WHAT IS REQUIRED →
Where does the word "uploaded" appear in the entries below? Copy each line that holds it.

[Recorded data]
____

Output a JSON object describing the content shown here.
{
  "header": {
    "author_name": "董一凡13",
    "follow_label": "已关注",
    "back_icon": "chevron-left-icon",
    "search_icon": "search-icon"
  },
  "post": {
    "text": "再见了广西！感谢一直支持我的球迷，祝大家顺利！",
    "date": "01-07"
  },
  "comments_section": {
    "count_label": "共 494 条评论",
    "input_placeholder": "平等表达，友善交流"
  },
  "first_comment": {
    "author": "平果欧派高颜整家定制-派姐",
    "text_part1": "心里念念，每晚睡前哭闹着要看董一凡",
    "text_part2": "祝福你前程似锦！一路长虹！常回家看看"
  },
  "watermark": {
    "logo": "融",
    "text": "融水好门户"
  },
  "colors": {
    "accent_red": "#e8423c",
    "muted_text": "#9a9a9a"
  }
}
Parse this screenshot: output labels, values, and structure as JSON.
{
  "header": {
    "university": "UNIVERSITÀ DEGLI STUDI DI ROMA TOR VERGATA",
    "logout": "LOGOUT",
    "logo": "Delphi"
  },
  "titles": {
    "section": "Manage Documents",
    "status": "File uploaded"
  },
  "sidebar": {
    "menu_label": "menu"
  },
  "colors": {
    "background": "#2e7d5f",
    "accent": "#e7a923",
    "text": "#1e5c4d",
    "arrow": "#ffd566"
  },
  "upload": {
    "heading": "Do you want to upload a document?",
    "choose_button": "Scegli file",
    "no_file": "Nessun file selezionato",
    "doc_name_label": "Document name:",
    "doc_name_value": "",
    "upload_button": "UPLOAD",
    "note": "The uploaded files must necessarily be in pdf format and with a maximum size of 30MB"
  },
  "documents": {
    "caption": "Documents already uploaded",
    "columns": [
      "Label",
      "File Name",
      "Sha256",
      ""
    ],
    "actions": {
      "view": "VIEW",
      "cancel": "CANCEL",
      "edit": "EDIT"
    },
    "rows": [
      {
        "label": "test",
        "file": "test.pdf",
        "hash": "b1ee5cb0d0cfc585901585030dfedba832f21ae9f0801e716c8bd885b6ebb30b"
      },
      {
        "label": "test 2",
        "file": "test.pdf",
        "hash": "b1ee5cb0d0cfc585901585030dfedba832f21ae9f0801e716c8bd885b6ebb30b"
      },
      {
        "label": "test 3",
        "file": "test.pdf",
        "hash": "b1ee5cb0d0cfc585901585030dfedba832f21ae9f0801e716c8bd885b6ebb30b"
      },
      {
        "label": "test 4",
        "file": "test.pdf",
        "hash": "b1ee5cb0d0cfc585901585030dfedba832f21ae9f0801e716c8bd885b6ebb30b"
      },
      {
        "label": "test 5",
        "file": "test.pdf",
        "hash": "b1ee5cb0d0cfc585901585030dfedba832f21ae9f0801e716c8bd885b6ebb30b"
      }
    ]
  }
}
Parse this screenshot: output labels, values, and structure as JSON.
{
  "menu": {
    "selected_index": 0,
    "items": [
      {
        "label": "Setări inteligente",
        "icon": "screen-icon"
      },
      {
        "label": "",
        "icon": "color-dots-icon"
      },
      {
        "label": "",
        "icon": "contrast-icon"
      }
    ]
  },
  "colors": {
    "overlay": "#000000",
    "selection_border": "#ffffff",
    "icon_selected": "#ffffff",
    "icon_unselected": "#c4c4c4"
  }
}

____

RESULT BELOW →
    "status": "File uploaded"
    "note": "The uploaded files must necessarily be in pdf format and with a maximum size of 30MB"
    "caption": "Documents already uploaded",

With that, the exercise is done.